At least 81 horses were euthanized in Büyükada, one of Princes' Islands near Istanbul, on Thursday after they were diagnosed with the highly infectious and often fatal glanders disease.
The authorities buried the culled horses in deep graves to prevent the disease from spreading further, while also placing the island under quarantine, forbidding any animals from entering or leaving the island.
Panic among the locals ensued after news broke out about the contagious, incurable disease among the horses, which have been used to pull carriers for years as the main means of transportation on the island.
The experts urged locals to remain calm but also warned them to be cautious. Speaking to Anadolu Agency, the deputy chairman of Istanbul Veterinarian's Association said humans could be infected with glanders.
"The disease can spread to humans in two forms. It can be an airborne transmission, or it can infect people who consume horse meat. If a patient gets sick via airborne transmission, they will have difficulty breathing, especially if they have a weak immune system," professor Murat Arslan said.
Arslan urged authorities to take necessary precautions or risk losing the island's entire horse population. "If precautions are not taken, it can spread to every single horse on the island. There is no known cure to this disease. We use antibiotics and supplementary treatments but fatality rates remain high," he said.
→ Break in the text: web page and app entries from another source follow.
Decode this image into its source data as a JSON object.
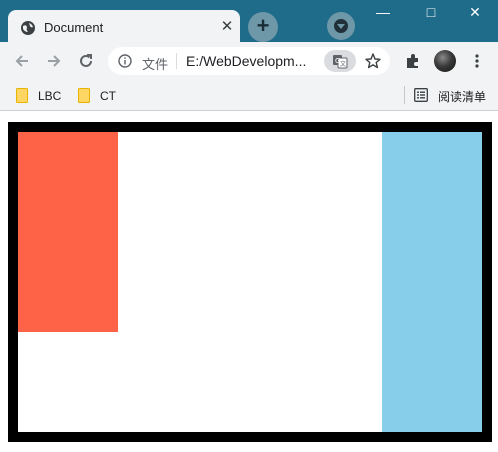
{
  "browser": {
    "tab": {
      "title": "Document",
      "close_icon": "close-icon",
      "favicon": "globe-icon"
    },
    "window_controls": {
      "minimize": "—",
      "maximize": "□",
      "close": "✕"
    },
    "toolbar": {
      "scheme_label": "文件",
      "url": "E:/WebDevelopm...",
      "icons": [
        "back-arrow-icon",
        "forward-arrow-icon",
        "reload-icon",
        "info-icon",
        "translate-icon",
        "star-icon",
        "extensions-icon",
        "avatar",
        "menu-icon"
      ]
    },
    "bookmarks": {
      "items": [
        {
          "label": "LBC"
        },
        {
          "label": "CT"
        }
      ],
      "reading_list_label": "阅读清单"
    }
  },
  "page": {
    "frame_border_color": "#000000",
    "background": "#ffffff",
    "boxes": [
      {
        "name": "red-box",
        "color": "#ff6347"
      },
      {
        "name": "blue-box",
        "color": "#87ceeb"
      }
    ]
  }
}
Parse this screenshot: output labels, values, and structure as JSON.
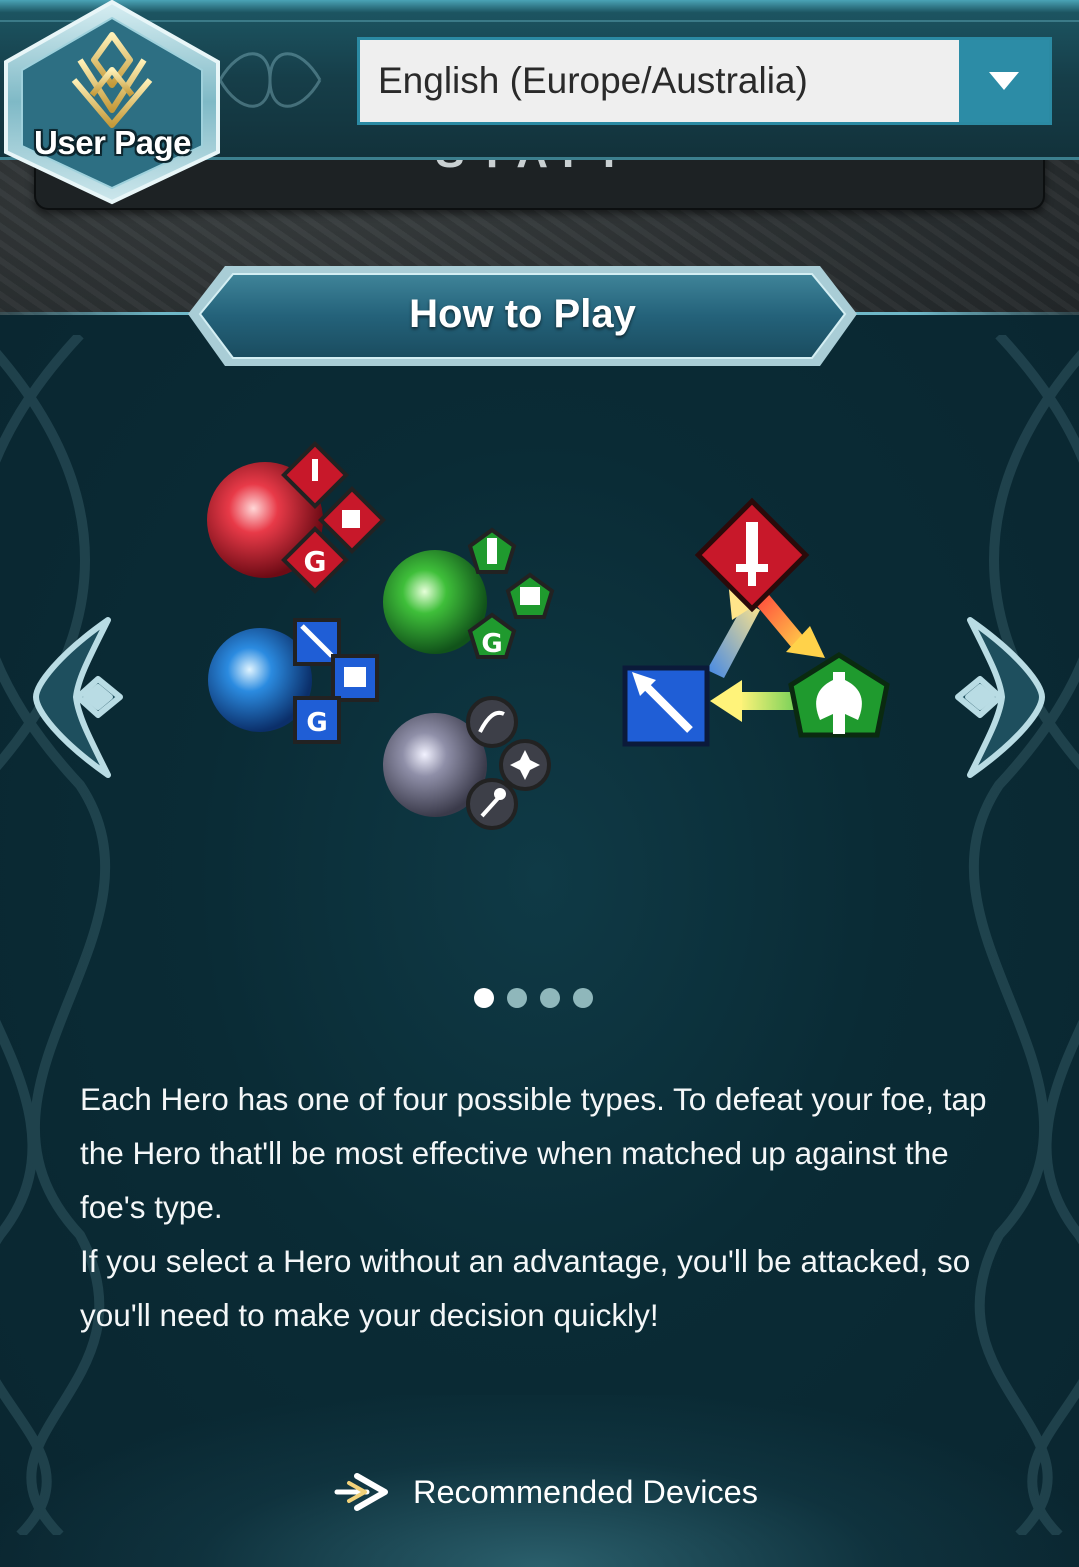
{
  "header": {
    "user_page_label": "User Page",
    "language_select": {
      "selected": "English (Europe/Australia)"
    },
    "staff_text": "STAFF"
  },
  "main": {
    "title": "How to Play",
    "carousel": {
      "pages": 4,
      "active_page": 1
    },
    "description": [
      "Each Hero has one of four possible types. To defeat your foe, tap the Hero that'll be most effective when matched up against the foe's type.",
      "If you select a Hero without an advantage, you'll be attacked, so you'll need to make your decision quickly!"
    ],
    "recommended_link": "Recommended Devices"
  },
  "icons": {
    "badge": "crest-icon",
    "dropdown": "chevron-down-icon",
    "prev": "arrow-left-icon",
    "next": "arrow-right-icon",
    "link": "double-arrow-icon"
  },
  "colors": {
    "red": "#d21f2e",
    "blue": "#1f5ed6",
    "green": "#1f9a2e",
    "colorless": "#5a5a6a",
    "accent": "#2c8ca6"
  }
}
According to Arslan, horses can get infected in many ways and a thorough cleaning in barns where horses are kept is vital to keep it from spreading. "It has multiple forms when it comes to horses. It can cause large pus-filled lesions on the horse's skin. It can also cause breathing difficulties. An infected horse will soon lose appetite and weight. It can kill a malnourished horse in three to five days," Arslan said.
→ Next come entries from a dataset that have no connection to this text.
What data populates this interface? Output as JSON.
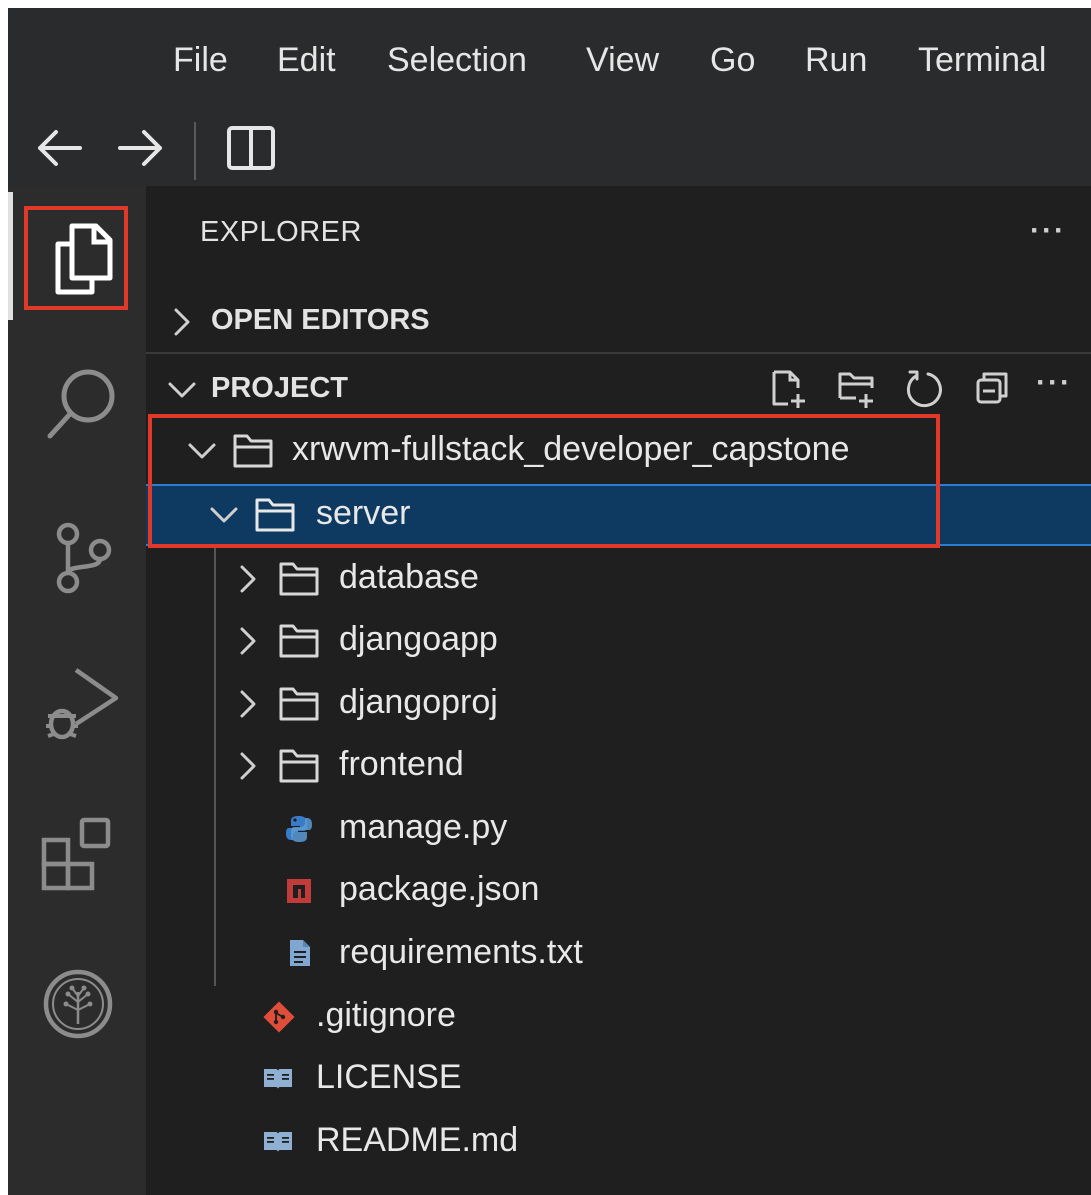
{
  "menu": [
    "File",
    "Edit",
    "Selection",
    "View",
    "Go",
    "Run",
    "Terminal"
  ],
  "sidebar": {
    "title": "EXPLORER",
    "more": "···",
    "open_editors": "OPEN EDITORS",
    "project": "PROJECT",
    "project_more": "···"
  },
  "tree": [
    {
      "label": "xrwvm-fullstack_developer_capstone",
      "type": "folder",
      "expanded": true
    },
    {
      "label": "server",
      "type": "folder",
      "expanded": true
    },
    {
      "label": "database",
      "type": "folder",
      "expanded": false
    },
    {
      "label": "djangoapp",
      "type": "folder",
      "expanded": false
    },
    {
      "label": "djangoproj",
      "type": "folder",
      "expanded": false
    },
    {
      "label": "frontend",
      "type": "folder",
      "expanded": false
    },
    {
      "label": "manage.py",
      "type": "python-file"
    },
    {
      "label": "package.json",
      "type": "npm-file"
    },
    {
      "label": "requirements.txt",
      "type": "text-file"
    },
    {
      "label": ".gitignore",
      "type": "git-file"
    },
    {
      "label": "LICENSE",
      "type": "book-file"
    },
    {
      "label": "README.md",
      "type": "book-file"
    }
  ],
  "colors": {
    "highlight": "#e0392a",
    "selection": "#0e3a61",
    "python": "#3a7bc8",
    "npm": "#c23b3b",
    "git": "#e04e39"
  }
}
The use of horses on Princes' Islands have been a source of contention in Turkey. Animal rights activists claim that dozens of horses die every year on the islands after being forced to carry heavy loads for long hours without any break. They claim that most of the horses brought to the islands are either old, crippled or utility horses.
The activists urged the government to ban the use of horses and proposed the use of electric carriages instead. Authorities last year said they would find a permanent solution to the problem that would also be the best for the horses but no solid step has been taken so far.